1 – Your illness or injury might require you to miss more hours than you have in sick and vacation time, down the road. Also, having to request an alternate work schedule won’t come as a huge surprise or disruption if your manager knows the possibility exists in the future.
2 – It’s best to have your specific work accommodations written and agreed to if there becomes a problem exercising the accommodations in the future.
3 – It’s better not to receive a job offer than to have a job that you love but later lose because your employer is unable to accommodate your disability or health needs.
The challenges of working with a disability
I’ve been diagnosed with PTSD and have complications from a broken back and a Traumatic Brain Injury (TBI).
My disabilities are not visible and that presents a challenge for me. Let’s face it, most people are compassionate when they can see a disability or health challenge.
If you see a person’s prosthetic limb, for example, it’s easier to understand, if you’re their colleague or manager, that they’ll need to attend doctor and physical therapy appointments for example.
How to negotiate your workplace accommodation role-play video.
Colleagues are less patient when they can’t see someone’s challenges and the person seems fit and healthy, yet have to ask if an important meeting can be moved to accommodate a doctor appointment that took months to schedule.
They also don’t appreciate the fact that impromptu meetings are difficult if an employee has a packed schedule that includes medical appointments.
All they remember is that “you’re never around when something comes up.” And, “everyone has to schedule meetings around you!” Have you heard that before?
I have an MBA and more than ten years of IT experience, but I’ve had to work very hard to create my new normal - big life.
The best solution to the work challenge for me was to become a freelance worker. Now I control my own schedule.
In the past, I found it very difficult to get employers to live up to the workplace accommodations agreement that I negotiated in my hiring package.
Every employer likes to feel good about hiring a veteran, especially one with many credentials and a lot of experience.
Unfortunately, they often forget that I put in ridiculous amounts of time in working from home on nights, weekends, and holidays to compensate for the missed time during the regular work-week due to illness or doctor appointments.

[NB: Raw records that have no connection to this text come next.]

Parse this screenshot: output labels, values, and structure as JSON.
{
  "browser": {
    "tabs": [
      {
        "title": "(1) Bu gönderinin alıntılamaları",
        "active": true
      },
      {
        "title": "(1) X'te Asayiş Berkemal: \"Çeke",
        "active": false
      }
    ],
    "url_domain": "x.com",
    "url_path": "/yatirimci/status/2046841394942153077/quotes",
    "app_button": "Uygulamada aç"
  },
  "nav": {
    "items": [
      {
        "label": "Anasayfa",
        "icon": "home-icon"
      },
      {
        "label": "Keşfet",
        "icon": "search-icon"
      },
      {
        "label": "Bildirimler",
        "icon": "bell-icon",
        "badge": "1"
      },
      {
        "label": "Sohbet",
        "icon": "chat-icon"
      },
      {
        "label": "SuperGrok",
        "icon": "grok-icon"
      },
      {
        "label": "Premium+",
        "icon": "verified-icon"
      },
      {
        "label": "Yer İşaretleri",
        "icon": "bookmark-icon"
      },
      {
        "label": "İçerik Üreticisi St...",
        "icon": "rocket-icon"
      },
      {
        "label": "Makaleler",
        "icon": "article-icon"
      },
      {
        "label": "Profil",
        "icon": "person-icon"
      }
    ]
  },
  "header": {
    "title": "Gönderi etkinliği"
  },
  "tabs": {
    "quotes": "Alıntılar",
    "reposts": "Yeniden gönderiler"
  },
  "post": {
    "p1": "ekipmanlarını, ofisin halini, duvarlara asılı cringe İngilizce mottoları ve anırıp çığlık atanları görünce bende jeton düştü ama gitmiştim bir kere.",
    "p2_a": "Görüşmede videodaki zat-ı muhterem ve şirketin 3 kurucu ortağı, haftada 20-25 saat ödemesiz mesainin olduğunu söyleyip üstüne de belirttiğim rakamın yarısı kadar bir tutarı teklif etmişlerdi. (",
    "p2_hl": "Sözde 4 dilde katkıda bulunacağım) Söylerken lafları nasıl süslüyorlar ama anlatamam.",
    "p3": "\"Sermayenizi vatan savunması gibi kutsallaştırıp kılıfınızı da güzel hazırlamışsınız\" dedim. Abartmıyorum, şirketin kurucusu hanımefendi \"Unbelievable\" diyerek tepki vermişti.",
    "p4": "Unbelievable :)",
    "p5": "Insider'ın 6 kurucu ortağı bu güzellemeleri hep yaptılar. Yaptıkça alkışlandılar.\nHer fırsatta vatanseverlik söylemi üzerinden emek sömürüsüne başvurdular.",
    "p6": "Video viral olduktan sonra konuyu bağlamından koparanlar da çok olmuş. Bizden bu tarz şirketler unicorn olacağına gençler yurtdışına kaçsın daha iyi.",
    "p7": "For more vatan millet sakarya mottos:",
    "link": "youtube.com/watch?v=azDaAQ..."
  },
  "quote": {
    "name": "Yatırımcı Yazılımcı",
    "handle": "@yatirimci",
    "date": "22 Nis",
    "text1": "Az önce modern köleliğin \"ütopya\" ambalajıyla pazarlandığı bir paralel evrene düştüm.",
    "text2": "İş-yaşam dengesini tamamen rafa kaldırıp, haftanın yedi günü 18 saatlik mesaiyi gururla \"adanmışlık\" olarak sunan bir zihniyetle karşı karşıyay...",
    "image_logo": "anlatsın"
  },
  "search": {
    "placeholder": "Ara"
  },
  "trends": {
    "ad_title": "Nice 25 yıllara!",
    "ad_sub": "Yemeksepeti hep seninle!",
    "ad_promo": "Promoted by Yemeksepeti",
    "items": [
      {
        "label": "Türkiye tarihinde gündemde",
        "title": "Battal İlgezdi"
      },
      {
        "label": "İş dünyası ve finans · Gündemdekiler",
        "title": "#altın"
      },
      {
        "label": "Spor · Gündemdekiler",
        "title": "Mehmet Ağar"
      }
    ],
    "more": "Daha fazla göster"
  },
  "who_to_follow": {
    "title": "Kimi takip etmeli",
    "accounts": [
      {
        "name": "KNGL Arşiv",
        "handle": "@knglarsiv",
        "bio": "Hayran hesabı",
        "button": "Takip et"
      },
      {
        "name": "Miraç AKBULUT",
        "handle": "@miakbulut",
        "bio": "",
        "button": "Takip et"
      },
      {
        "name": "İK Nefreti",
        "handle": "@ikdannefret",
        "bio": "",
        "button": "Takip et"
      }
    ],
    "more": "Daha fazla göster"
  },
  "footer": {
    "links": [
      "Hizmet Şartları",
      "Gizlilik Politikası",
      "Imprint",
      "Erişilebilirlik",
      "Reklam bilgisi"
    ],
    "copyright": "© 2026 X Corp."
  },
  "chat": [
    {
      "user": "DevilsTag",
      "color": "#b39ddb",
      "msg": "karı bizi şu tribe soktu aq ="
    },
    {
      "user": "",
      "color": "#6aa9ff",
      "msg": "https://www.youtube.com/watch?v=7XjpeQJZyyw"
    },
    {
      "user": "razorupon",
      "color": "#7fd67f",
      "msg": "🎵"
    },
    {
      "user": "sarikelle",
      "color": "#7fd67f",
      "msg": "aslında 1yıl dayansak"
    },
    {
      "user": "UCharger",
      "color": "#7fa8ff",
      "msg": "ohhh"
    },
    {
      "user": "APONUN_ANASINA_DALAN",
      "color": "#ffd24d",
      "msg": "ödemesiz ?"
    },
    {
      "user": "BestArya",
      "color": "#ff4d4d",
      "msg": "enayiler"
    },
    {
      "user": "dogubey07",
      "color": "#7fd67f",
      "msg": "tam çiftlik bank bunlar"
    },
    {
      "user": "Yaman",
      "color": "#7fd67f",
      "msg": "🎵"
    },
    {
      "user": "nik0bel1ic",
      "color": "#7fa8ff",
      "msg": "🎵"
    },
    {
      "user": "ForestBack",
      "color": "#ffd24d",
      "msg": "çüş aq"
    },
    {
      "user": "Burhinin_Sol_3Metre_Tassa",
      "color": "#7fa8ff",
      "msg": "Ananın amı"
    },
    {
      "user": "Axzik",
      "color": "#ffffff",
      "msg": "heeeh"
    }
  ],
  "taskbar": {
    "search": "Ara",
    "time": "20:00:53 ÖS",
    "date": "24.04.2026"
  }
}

In the mind of corporate managers the time that I missed work, measured against the time that I worked after normal hours never balanced out.
Even when I turned in monthly, detailed time and task reports that documented my efforts at work, along with exceeding project goals and timelines, winning awards, and otherwise great performance managers would mention that I needed to be in the office more.
Working with a disability can be hard but it’s not impossible. It may take having serious discussions with your manager or a regular basis to ensure that she or he remembers the value that you bring to the team.
In my case, I think that is where I could have done a better job—selling myself to my manager on a regular basis. I thought my accomplishments, the quality of my work, and other measurable standards would remind my manager that I’m a valuable team member—but no.
When you're perceived as an inconvenience to the team you can’t let the results of your work speak for you, you have to be your own cheerleader.
Come back tomorrow to learn how you can stay
relevant to your employer.